[Data records for software interfaces]
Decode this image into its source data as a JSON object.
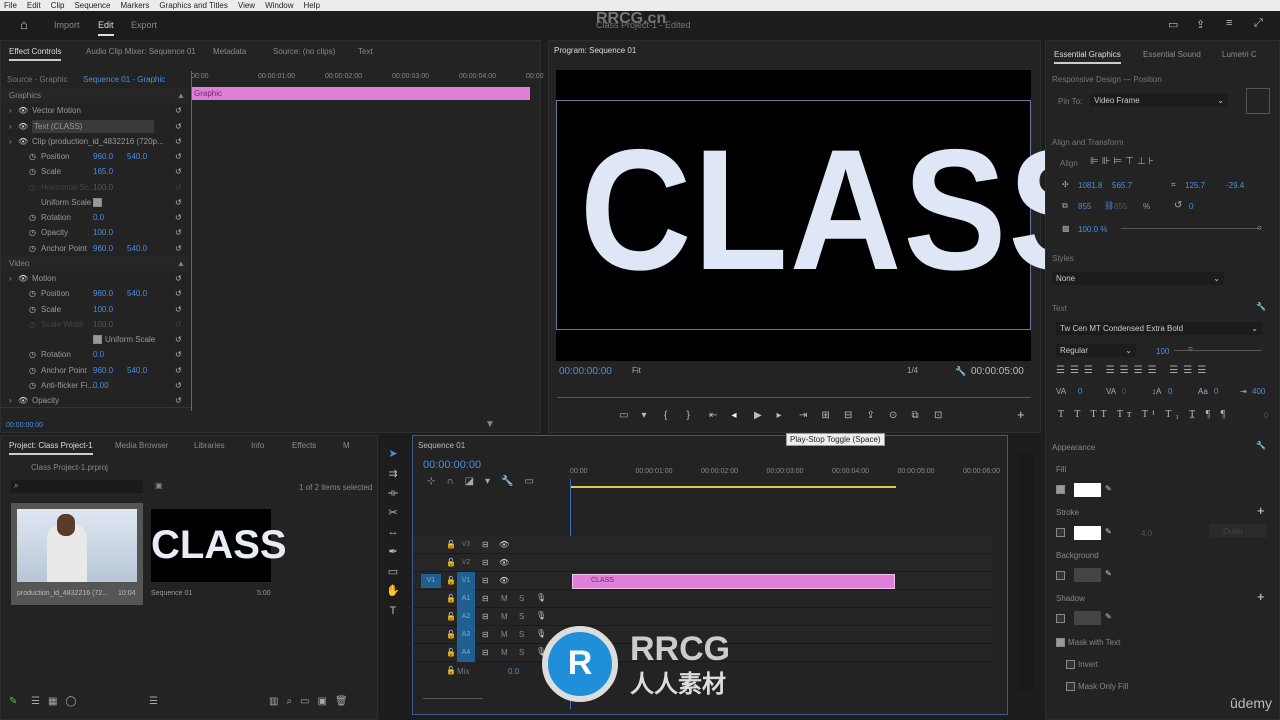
{
  "menu": [
    "File",
    "Edit",
    "Clip",
    "Sequence",
    "Markers",
    "Graphics and Titles",
    "View",
    "Window",
    "Help"
  ],
  "header": {
    "tabs": [
      "Import",
      "Edit",
      "Export"
    ],
    "active": "Edit",
    "title": "Class Project-1 - Edited"
  },
  "effect_controls": {
    "tabs": [
      "Effect Controls",
      "Audio Clip Mixer: Sequence 01",
      "Metadata",
      "Source: (no clips)",
      "Text"
    ],
    "source": "Source - Graphic",
    "sequence": "Sequence 01 - Graphic",
    "ruler": [
      "00:00",
      "00:00:01:00",
      "00:00:02:00",
      "00:00:03:00",
      "00:00:04:00",
      "00:00"
    ],
    "clip_label": "Graphic",
    "timecode": "00:00:00:00",
    "rows": [
      {
        "t": "section",
        "label": "Graphics"
      },
      {
        "t": "fx",
        "label": "Vector Motion"
      },
      {
        "t": "fx",
        "label": "Text (CLASS)",
        "sel": true
      },
      {
        "t": "fx",
        "label": "Clip (production_id_4832216 (720p..."
      },
      {
        "t": "prop",
        "label": "Position",
        "v1": "960.0",
        "v2": "540.0"
      },
      {
        "t": "prop",
        "label": "Scale",
        "v1": "165.0"
      },
      {
        "t": "prop",
        "label": "Horizontal Sc...",
        "v1": "100.0",
        "dis": true
      },
      {
        "t": "check",
        "label": "Uniform Scale"
      },
      {
        "t": "prop",
        "label": "Rotation",
        "v1": "0.0"
      },
      {
        "t": "prop",
        "label": "Opacity",
        "v1": "100.0"
      },
      {
        "t": "prop",
        "label": "Anchor Point",
        "v1": "960.0",
        "v2": "540.0"
      },
      {
        "t": "section",
        "label": "Video"
      },
      {
        "t": "fx",
        "label": "Motion"
      },
      {
        "t": "prop",
        "label": "Position",
        "v1": "960.0",
        "v2": "540.0"
      },
      {
        "t": "prop",
        "label": "Scale",
        "v1": "100.0"
      },
      {
        "t": "prop",
        "label": "Scale Width",
        "v1": "100.0",
        "dis": true
      },
      {
        "t": "check2",
        "label": "Uniform Scale"
      },
      {
        "t": "prop",
        "label": "Rotation",
        "v1": "0.0"
      },
      {
        "t": "prop",
        "label": "Anchor Point",
        "v1": "960.0",
        "v2": "540.0"
      },
      {
        "t": "prop",
        "label": "Anti-flicker Fi...",
        "v1": "0.00"
      },
      {
        "t": "fx",
        "label": "Opacity"
      }
    ]
  },
  "program": {
    "title": "Program: Sequence 01",
    "text": "CLASS",
    "timecode": "00:00:00:00",
    "fit": "Fit",
    "resolution": "1/4",
    "duration": "00:00:05:00",
    "tooltip": "Play-Stop Toggle (Space)"
  },
  "project": {
    "tabs": [
      "Project: Class Project-1",
      "Media Browser",
      "Libraries",
      "Info",
      "Effects",
      "M"
    ],
    "file": "Class Project-1.prproj",
    "selected": "1 of 2 items selected",
    "items": [
      {
        "name": "production_id_4832216 (72...",
        "dur": "10:04"
      },
      {
        "name": "Sequence 01",
        "dur": "5:00",
        "thumb": "CLASS"
      }
    ]
  },
  "timeline": {
    "tab": "Sequence 01",
    "timecode": "00:00:00:00",
    "ruler": [
      "00:00",
      "00:00:01:00",
      "00:00:02:00",
      "00:00:03:00",
      "00:00:04:00",
      "00:00:05:00",
      "00:00:06:00"
    ],
    "video_tracks": [
      "V3",
      "V2",
      "V1"
    ],
    "audio_tracks": [
      "A1",
      "A2",
      "A3",
      "A4"
    ],
    "source_patch": "V1",
    "mix_label": "Mix",
    "mix_value": "0.0",
    "clip": "CLASS",
    "clip_color": "#e07fd8"
  },
  "essential_graphics": {
    "tabs": [
      "Essential Graphics",
      "Essential Sound",
      "Lumetri C"
    ],
    "responsive": "Responsive Design — Position",
    "pin_to_label": "Pin To:",
    "pin_to": "Video Frame",
    "align_title": "Align and Transform",
    "align_label": "Align",
    "pos_x": "1081.8",
    "pos_y": "565.7",
    "anchor_x": "125.7",
    "anchor_y": "-29.4",
    "scale": "855",
    "scale2": "855",
    "pct": "%",
    "rotation": "0",
    "opacity": "100.0 %",
    "styles_title": "Styles",
    "style": "None",
    "text_title": "Text",
    "font": "Tw Cen MT Condensed Extra Bold",
    "font_style": "Regular",
    "font_size": "100",
    "tracking": [
      "0",
      "0",
      "0",
      "0",
      "400",
      "0"
    ],
    "appearance": "Appearance",
    "fill": "Fill",
    "stroke": "Stroke",
    "stroke_width": "4.0",
    "stroke_type": "Outer",
    "background": "Background",
    "shadow": "Shadow",
    "mask_text": "Mask with Text",
    "invert": "Invert",
    "mask_fill": "Mask Only Fill",
    "fill_color": "#ffffff"
  },
  "watermark": {
    "brand": "RRCG",
    "sub": "人人素材",
    "top": "RRCG.cn",
    "udemy": "ûdemy"
  }
}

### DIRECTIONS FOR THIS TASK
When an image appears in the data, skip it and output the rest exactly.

### RESULT
Decode this image into its source data as a JSON object.
{
  "menu": [
    "File",
    "Edit",
    "Clip",
    "Sequence",
    "Markers",
    "Graphics and Titles",
    "View",
    "Window",
    "Help"
  ],
  "header": {
    "tabs": [
      "Import",
      "Edit",
      "Export"
    ],
    "active": "Edit",
    "title": "Class Project-1 - Edited"
  },
  "effect_controls": {
    "tabs": [
      "Effect Controls",
      "Audio Clip Mixer: Sequence 01",
      "Metadata",
      "Source: (no clips)",
      "Text"
    ],
    "source": "Source - Graphic",
    "sequence": "Sequence 01 - Graphic",
    "ruler": [
      "00:00",
      "00:00:01:00",
      "00:00:02:00",
      "00:00:03:00",
      "00:00:04:00",
      "00:00"
    ],
    "clip_label": "Graphic",
    "timecode": "00:00:00:00",
    "rows": [
      {
        "t": "section",
        "label": "Graphics"
      },
      {
        "t": "fx",
        "label": "Vector Motion"
      },
      {
        "t": "fx",
        "label": "Text (CLASS)",
        "sel": true
      },
      {
        "t": "fx",
        "label": "Clip (production_id_4832216 (720p..."
      },
      {
        "t": "prop",
        "label": "Position",
        "v1": "960.0",
        "v2": "540.0"
      },
      {
        "t": "prop",
        "label": "Scale",
        "v1": "165.0"
      },
      {
        "t": "prop",
        "label": "Horizontal Sc...",
        "v1": "100.0",
        "dis": true
      },
      {
        "t": "check",
        "label": "Uniform Scale"
      },
      {
        "t": "prop",
        "label": "Rotation",
        "v1": "0.0"
      },
      {
        "t": "prop",
        "label": "Opacity",
        "v1": "100.0"
      },
      {
        "t": "prop",
        "label": "Anchor Point",
        "v1": "960.0",
        "v2": "540.0"
      },
      {
        "t": "section",
        "label": "Video"
      },
      {
        "t": "fx",
        "label": "Motion"
      },
      {
        "t": "prop",
        "label": "Position",
        "v1": "960.0",
        "v2": "540.0"
      },
      {
        "t": "prop",
        "label": "Scale",
        "v1": "100.0"
      },
      {
        "t": "prop",
        "label": "Scale Width",
        "v1": "100.0",
        "dis": true
      },
      {
        "t": "check2",
        "label": "Uniform Scale"
      },
      {
        "t": "prop",
        "label": "Rotation",
        "v1": "0.0"
      },
      {
        "t": "prop",
        "label": "Anchor Point",
        "v1": "960.0",
        "v2": "540.0"
      },
      {
        "t": "prop",
        "label": "Anti-flicker Fi...",
        "v1": "0.00"
      },
      {
        "t": "fx",
        "label": "Opacity"
      }
    ]
  },
  "program": {
    "title": "Program: Sequence 01",
    "text": "CLASS",
    "timecode": "00:00:00:00",
    "fit": "Fit",
    "resolution": "1/4",
    "duration": "00:00:05:00",
    "tooltip": "Play-Stop Toggle (Space)"
  },
  "project": {
    "tabs": [
      "Project: Class Project-1",
      "Media Browser",
      "Libraries",
      "Info",
      "Effects",
      "M"
    ],
    "file": "Class Project-1.prproj",
    "selected": "1 of 2 items selected",
    "items": [
      {
        "name": "production_id_4832216 (72...",
        "dur": "10:04"
      },
      {
        "name": "Sequence 01",
        "dur": "5:00",
        "thumb": "CLASS"
      }
    ]
  },
  "timeline": {
    "tab": "Sequence 01",
    "timecode": "00:00:00:00",
    "ruler": [
      "00:00",
      "00:00:01:00",
      "00:00:02:00",
      "00:00:03:00",
      "00:00:04:00",
      "00:00:05:00",
      "00:00:06:00"
    ],
    "video_tracks": [
      "V3",
      "V2",
      "V1"
    ],
    "audio_tracks": [
      "A1",
      "A2",
      "A3",
      "A4"
    ],
    "source_patch": "V1",
    "mix_label": "Mix",
    "mix_value": "0.0",
    "clip": "CLASS",
    "clip_color": "#e07fd8"
  },
  "essential_graphics": {
    "tabs": [
      "Essential Graphics",
      "Essential Sound",
      "Lumetri C"
    ],
    "responsive": "Responsive Design — Position",
    "pin_to_label": "Pin To:",
    "pin_to": "Video Frame",
    "align_title": "Align and Transform",
    "align_label": "Align",
    "pos_x": "1081.8",
    "pos_y": "565.7",
    "anchor_x": "125.7",
    "anchor_y": "-29.4",
    "scale": "855",
    "scale2": "855",
    "pct": "%",
    "rotation": "0",
    "opacity": "100.0 %",
    "styles_title": "Styles",
    "style": "None",
    "text_title": "Text",
    "font": "Tw Cen MT Condensed Extra Bold",
    "font_style": "Regular",
    "font_size": "100",
    "tracking": [
      "0",
      "0",
      "0",
      "0",
      "400",
      "0"
    ],
    "appearance": "Appearance",
    "fill": "Fill",
    "stroke": "Stroke",
    "stroke_width": "4.0",
    "stroke_type": "Outer",
    "background": "Background",
    "shadow": "Shadow",
    "mask_text": "Mask with Text",
    "invert": "Invert",
    "mask_fill": "Mask Only Fill",
    "fill_color": "#ffffff"
  },
  "watermark": {
    "brand": "RRCG",
    "sub": "人人素材",
    "top": "RRCG.cn",
    "udemy": "ûdemy"
  }
}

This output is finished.